■ Task directions:
Output the data exactly, with every line intact.
__________
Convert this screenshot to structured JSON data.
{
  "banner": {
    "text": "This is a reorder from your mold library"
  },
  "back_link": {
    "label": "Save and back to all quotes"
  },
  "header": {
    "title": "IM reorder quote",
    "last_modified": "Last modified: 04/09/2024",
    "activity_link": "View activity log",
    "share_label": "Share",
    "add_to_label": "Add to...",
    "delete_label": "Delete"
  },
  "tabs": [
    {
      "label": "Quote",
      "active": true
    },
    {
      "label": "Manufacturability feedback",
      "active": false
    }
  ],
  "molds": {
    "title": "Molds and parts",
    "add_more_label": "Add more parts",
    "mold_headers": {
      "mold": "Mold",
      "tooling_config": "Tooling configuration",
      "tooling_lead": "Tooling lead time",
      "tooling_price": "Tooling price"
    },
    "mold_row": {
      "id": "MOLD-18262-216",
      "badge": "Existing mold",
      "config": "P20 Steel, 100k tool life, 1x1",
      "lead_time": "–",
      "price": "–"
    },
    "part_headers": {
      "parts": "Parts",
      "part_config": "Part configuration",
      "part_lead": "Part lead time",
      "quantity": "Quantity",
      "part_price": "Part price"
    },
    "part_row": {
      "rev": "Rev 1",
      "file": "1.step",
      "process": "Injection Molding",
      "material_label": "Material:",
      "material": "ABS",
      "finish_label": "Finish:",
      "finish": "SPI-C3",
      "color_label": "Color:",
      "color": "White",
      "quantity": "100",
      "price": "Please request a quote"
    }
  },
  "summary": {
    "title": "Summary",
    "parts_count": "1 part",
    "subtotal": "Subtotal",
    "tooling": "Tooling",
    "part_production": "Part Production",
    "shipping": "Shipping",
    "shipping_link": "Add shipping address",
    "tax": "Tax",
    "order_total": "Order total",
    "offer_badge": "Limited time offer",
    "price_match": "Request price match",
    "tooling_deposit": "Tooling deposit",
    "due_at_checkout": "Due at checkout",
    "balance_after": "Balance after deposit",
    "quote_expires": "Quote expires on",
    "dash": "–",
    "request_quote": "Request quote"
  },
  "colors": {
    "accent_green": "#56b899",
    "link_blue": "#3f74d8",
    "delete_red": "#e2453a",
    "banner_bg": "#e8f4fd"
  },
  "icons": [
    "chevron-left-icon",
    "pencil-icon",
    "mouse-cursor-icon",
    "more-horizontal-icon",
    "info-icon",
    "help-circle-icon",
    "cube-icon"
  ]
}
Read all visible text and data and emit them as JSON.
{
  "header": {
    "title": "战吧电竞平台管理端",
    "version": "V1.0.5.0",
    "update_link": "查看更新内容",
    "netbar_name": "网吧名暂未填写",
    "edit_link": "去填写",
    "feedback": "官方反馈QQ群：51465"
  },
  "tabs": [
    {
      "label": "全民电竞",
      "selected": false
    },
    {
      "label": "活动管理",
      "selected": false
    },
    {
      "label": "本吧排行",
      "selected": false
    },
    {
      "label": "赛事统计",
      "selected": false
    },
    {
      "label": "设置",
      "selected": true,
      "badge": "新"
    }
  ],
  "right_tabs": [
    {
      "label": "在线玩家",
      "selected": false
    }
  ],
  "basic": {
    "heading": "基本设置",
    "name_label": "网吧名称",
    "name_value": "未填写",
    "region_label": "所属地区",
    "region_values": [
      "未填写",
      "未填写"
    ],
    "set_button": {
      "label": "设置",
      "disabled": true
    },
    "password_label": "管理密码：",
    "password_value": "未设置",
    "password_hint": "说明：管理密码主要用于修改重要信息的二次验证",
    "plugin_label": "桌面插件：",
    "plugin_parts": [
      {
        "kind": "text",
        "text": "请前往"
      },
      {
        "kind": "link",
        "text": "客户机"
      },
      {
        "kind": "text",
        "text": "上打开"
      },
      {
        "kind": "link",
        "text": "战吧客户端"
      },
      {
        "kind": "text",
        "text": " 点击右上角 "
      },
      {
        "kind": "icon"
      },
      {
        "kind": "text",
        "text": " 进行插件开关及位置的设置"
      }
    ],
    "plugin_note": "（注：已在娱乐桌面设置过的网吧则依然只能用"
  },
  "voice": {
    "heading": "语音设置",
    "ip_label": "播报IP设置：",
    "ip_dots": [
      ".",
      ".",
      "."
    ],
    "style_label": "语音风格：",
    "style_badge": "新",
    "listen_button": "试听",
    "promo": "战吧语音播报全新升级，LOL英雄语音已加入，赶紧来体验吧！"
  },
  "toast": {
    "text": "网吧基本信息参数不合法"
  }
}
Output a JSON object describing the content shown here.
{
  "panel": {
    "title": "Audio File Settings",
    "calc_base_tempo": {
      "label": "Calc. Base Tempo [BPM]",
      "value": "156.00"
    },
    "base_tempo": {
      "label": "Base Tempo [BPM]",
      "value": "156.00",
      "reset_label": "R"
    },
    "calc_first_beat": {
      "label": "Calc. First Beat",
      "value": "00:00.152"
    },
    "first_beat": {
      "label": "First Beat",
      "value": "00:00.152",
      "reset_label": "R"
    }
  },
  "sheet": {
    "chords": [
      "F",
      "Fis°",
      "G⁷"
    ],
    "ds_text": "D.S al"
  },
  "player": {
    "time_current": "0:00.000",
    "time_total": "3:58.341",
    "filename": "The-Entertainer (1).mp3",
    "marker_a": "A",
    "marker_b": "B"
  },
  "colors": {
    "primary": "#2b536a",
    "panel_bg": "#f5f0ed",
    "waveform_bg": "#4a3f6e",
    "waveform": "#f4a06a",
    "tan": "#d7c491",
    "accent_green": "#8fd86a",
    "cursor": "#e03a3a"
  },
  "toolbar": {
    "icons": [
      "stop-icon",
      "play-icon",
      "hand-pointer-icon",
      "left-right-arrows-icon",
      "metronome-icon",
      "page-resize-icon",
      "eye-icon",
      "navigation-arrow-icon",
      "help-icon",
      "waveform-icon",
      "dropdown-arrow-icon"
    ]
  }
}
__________
■ Answer to this exercise:
Convert this screenshot to structured JSON data.
{
  "banner": {
    "text": "This is a reorder from your mold library"
  },
  "back_link": {
    "label": "Save and back to all quotes"
  },
  "header": {
    "title": "IM reorder quote",
    "last_modified": "Last modified: 04/09/2024",
    "activity_link": "View activity log",
    "share_label": "Share",
    "add_to_label": "Add to...",
    "delete_label": "Delete"
  },
  "tabs": [
    {
      "label": "Quote",
      "active": true
    },
    {
      "label": "Manufacturability feedback",
      "active": false
    }
  ],
  "molds": {
    "title": "Molds and parts",
    "add_more_label": "Add more parts",
    "mold_headers": {
      "mold": "Mold",
      "tooling_config": "Tooling configuration",
      "tooling_lead": "Tooling lead time",
      "tooling_price": "Tooling price"
    },
    "mold_row": {
      "id": "MOLD-18262-216",
      "badge": "Existing mold",
      "config": "P20 Steel, 100k tool life, 1x1",
      "lead_time": "–",
      "price": "–"
    },
    "part_headers": {
      "parts": "Parts",
      "part_config": "Part configuration",
      "part_lead": "Part lead time",
      "quantity": "Quantity",
      "part_price": "Part price"
    },
    "part_row": {
      "rev": "Rev 1",
      "file": "1.step",
      "process": "Injection Molding",
      "material_label": "Material:",
      "material": "ABS",
      "finish_label": "Finish:",
      "finish": "SPI-C3",
      "color_label": "Color:",
      "color": "White",
      "quantity": "100",
      "price": "Please request a quote"
    }
  },
  "summary": {
    "title": "Summary",
    "parts_count": "1 part",
    "subtotal": "Subtotal",
    "tooling": "Tooling",
    "part_production": "Part Production",
    "shipping": "Shipping",
    "shipping_link": "Add shipping address",
    "tax": "Tax",
    "order_total": "Order total",
    "offer_badge": "Limited time offer",
    "price_match": "Request price match",
    "tooling_deposit": "Tooling deposit",
    "due_at_checkout": "Due at checkout",
    "balance_after": "Balance after deposit",
    "quote_expires": "Quote expires on",
    "dash": "–",
    "request_quote": "Request quote"
  },
  "colors": {
    "accent_green": "#56b899",
    "link_blue": "#3f74d8",
    "delete_red": "#e2453a",
    "banner_bg": "#e8f4fd"
  },
  "icons": [
    "chevron-left-icon",
    "pencil-icon",
    "mouse-cursor-icon",
    "more-horizontal-icon",
    "info-icon",
    "help-circle-icon",
    "cube-icon"
  ]
}
Read all visible text and data and emit them as JSON.
{
  "header": {
    "title": "战吧电竞平台管理端",
    "version": "V1.0.5.0",
    "update_link": "查看更新内容",
    "netbar_name": "网吧名暂未填写",
    "edit_link": "去填写",
    "feedback": "官方反馈QQ群：51465"
  },
  "tabs": [
    {
      "label": "全民电竞",
      "selected": false
    },
    {
      "label": "活动管理",
      "selected": false
    },
    {
      "label": "本吧排行",
      "selected": false
    },
    {
      "label": "赛事统计",
      "selected": false
    },
    {
      "label": "设置",
      "selected": true,
      "badge": "新"
    }
  ],
  "right_tabs": [
    {
      "label": "在线玩家",
      "selected": false
    }
  ],
  "basic": {
    "heading": "基本设置",
    "name_label": "网吧名称",
    "name_value": "未填写",
    "region_label": "所属地区",
    "region_values": [
      "未填写",
      "未填写"
    ],
    "set_button": {
      "label": "设置",
      "disabled": true
    },
    "password_label": "管理密码：",
    "password_value": "未设置",
    "password_hint": "说明：管理密码主要用于修改重要信息的二次验证",
    "plugin_label": "桌面插件：",
    "plugin_parts": [
      {
        "kind": "text",
        "text": "请前往"
      },
      {
        "kind": "link",
        "text": "客户机"
      },
      {
        "kind": "text",
        "text": "上打开"
      },
      {
        "kind": "link",
        "text": "战吧客户端"
      },
      {
        "kind": "text",
        "text": " 点击右上角 "
      },
      {
        "kind": "icon"
      },
      {
        "kind": "text",
        "text": " 进行插件开关及位置的设置"
      }
    ],
    "plugin_note": "（注：已在娱乐桌面设置过的网吧则依然只能用"
  },
  "voice": {
    "heading": "语音设置",
    "ip_label": "播报IP设置：",
    "ip_dots": [
      ".",
      ".",
      "."
    ],
    "style_label": "语音风格：",
    "style_badge": "新",
    "listen_button": "试听",
    "promo": "战吧语音播报全新升级，LOL英雄语音已加入，赶紧来体验吧！"
  },
  "toast": {
    "text": "网吧基本信息参数不合法"
  }
}
Output a JSON object describing the content shown here.
{
  "panel": {
    "title": "Audio File Settings",
    "calc_base_tempo": {
      "label": "Calc. Base Tempo [BPM]",
      "value": "156.00"
    },
    "base_tempo": {
      "label": "Base Tempo [BPM]",
      "value": "156.00",
      "reset_label": "R"
    },
    "calc_first_beat": {
      "label": "Calc. First Beat",
      "value": "00:00.152"
    },
    "first_beat": {
      "label": "First Beat",
      "value": "00:00.152",
      "reset_label": "R"
    }
  },
  "sheet": {
    "chords": [
      "F",
      "Fis°",
      "G⁷"
    ],
    "ds_text": "D.S al"
  },
  "player": {
    "time_current": "0:00.000",
    "time_total": "3:58.341",
    "filename": "The-Entertainer (1).mp3",
    "marker_a": "A",
    "marker_b": "B"
  },
  "colors": {
    "primary": "#2b536a",
    "panel_bg": "#f5f0ed",
    "waveform_bg": "#4a3f6e",
    "waveform": "#f4a06a",
    "tan": "#d7c491",
    "accent_green": "#8fd86a",
    "cursor": "#e03a3a"
  },
  "toolbar": {
    "icons": [
      "stop-icon",
      "play-icon",
      "hand-pointer-icon",
      "left-right-arrows-icon",
      "metronome-icon",
      "page-resize-icon",
      "eye-icon",
      "navigation-arrow-icon",
      "help-icon",
      "waveform-icon",
      "dropdown-arrow-icon"
    ]
  }
}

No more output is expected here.